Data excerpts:
+--
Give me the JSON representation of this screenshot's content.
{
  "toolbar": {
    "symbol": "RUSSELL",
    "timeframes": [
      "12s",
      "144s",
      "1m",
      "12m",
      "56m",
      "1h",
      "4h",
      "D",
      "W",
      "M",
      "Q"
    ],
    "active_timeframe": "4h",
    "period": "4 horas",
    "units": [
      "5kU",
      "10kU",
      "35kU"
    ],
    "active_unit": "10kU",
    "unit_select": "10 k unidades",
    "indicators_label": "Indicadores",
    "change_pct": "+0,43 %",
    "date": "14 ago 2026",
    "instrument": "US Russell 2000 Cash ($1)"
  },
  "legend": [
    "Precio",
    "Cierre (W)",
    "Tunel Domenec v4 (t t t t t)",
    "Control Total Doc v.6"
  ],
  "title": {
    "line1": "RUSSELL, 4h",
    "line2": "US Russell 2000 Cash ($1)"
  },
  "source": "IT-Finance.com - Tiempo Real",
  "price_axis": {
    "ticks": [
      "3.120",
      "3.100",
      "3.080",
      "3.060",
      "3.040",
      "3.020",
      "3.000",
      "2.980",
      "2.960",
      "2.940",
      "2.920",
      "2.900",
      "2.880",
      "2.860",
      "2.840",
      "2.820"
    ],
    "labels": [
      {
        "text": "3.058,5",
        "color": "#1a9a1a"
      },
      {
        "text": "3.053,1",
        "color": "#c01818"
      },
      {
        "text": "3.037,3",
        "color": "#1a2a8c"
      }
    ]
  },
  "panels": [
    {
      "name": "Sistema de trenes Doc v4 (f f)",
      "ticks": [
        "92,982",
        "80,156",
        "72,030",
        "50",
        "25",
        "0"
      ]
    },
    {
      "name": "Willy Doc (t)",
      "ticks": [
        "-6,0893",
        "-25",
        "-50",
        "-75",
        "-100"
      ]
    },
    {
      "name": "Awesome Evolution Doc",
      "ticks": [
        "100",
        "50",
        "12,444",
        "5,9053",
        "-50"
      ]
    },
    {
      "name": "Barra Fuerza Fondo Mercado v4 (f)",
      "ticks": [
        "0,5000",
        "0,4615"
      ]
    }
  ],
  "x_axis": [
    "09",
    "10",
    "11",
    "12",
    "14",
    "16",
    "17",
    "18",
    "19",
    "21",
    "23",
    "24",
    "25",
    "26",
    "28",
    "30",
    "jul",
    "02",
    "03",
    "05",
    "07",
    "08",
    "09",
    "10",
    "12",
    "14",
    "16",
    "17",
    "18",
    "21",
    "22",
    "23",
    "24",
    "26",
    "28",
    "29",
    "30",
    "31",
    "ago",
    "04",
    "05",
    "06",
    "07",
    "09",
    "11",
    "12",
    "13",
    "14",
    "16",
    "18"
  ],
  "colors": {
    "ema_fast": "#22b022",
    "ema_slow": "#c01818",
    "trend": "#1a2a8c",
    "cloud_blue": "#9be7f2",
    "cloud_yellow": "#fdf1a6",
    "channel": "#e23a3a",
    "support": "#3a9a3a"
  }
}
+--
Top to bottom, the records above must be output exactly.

The completed task:
Give me the JSON representation of this screenshot's content.
{
  "toolbar": {
    "symbol": "RUSSELL",
    "timeframes": [
      "12s",
      "144s",
      "1m",
      "12m",
      "56m",
      "1h",
      "4h",
      "D",
      "W",
      "M",
      "Q"
    ],
    "active_timeframe": "4h",
    "period": "4 horas",
    "units": [
      "5kU",
      "10kU",
      "35kU"
    ],
    "active_unit": "10kU",
    "unit_select": "10 k unidades",
    "indicators_label": "Indicadores",
    "change_pct": "+0,43 %",
    "date": "14 ago 2026",
    "instrument": "US Russell 2000 Cash ($1)"
  },
  "legend": [
    "Precio",
    "Cierre (W)",
    "Tunel Domenec v4 (t t t t t)",
    "Control Total Doc v.6"
  ],
  "title": {
    "line1": "RUSSELL, 4h",
    "line2": "US Russell 2000 Cash ($1)"
  },
  "source": "IT-Finance.com - Tiempo Real",
  "price_axis": {
    "ticks": [
      "3.120",
      "3.100",
      "3.080",
      "3.060",
      "3.040",
      "3.020",
      "3.000",
      "2.980",
      "2.960",
      "2.940",
      "2.920",
      "2.900",
      "2.880",
      "2.860",
      "2.840",
      "2.820"
    ],
    "labels": [
      {
        "text": "3.058,5",
        "color": "#1a9a1a"
      },
      {
        "text": "3.053,1",
        "color": "#c01818"
      },
      {
        "text": "3.037,3",
        "color": "#1a2a8c"
      }
    ]
  },
  "panels": [
    {
      "name": "Sistema de trenes Doc v4 (f f)",
      "ticks": [
        "92,982",
        "80,156",
        "72,030",
        "50",
        "25",
        "0"
      ]
    },
    {
      "name": "Willy Doc (t)",
      "ticks": [
        "-6,0893",
        "-25",
        "-50",
        "-75",
        "-100"
      ]
    },
    {
      "name": "Awesome Evolution Doc",
      "ticks": [
        "100",
        "50",
        "12,444",
        "5,9053",
        "-50"
      ]
    },
    {
      "name": "Barra Fuerza Fondo Mercado v4 (f)",
      "ticks": [
        "0,5000",
        "0,4615"
      ]
    }
  ],
  "x_axis": [
    "09",
    "10",
    "11",
    "12",
    "14",
    "16",
    "17",
    "18",
    "19",
    "21",
    "23",
    "24",
    "25",
    "26",
    "28",
    "30",
    "jul",
    "02",
    "03",
    "05",
    "07",
    "08",
    "09",
    "10",
    "12",
    "14",
    "16",
    "17",
    "18",
    "21",
    "22",
    "23",
    "24",
    "26",
    "28",
    "29",
    "30",
    "31",
    "ago",
    "04",
    "05",
    "06",
    "07",
    "09",
    "11",
    "12",
    "13",
    "14",
    "16",
    "18"
  ],
  "colors": {
    "ema_fast": "#22b022",
    "ema_slow": "#c01818",
    "trend": "#1a2a8c",
    "cloud_blue": "#9be7f2",
    "cloud_yellow": "#fdf1a6",
    "channel": "#e23a3a",
    "support": "#3a9a3a"
  }
}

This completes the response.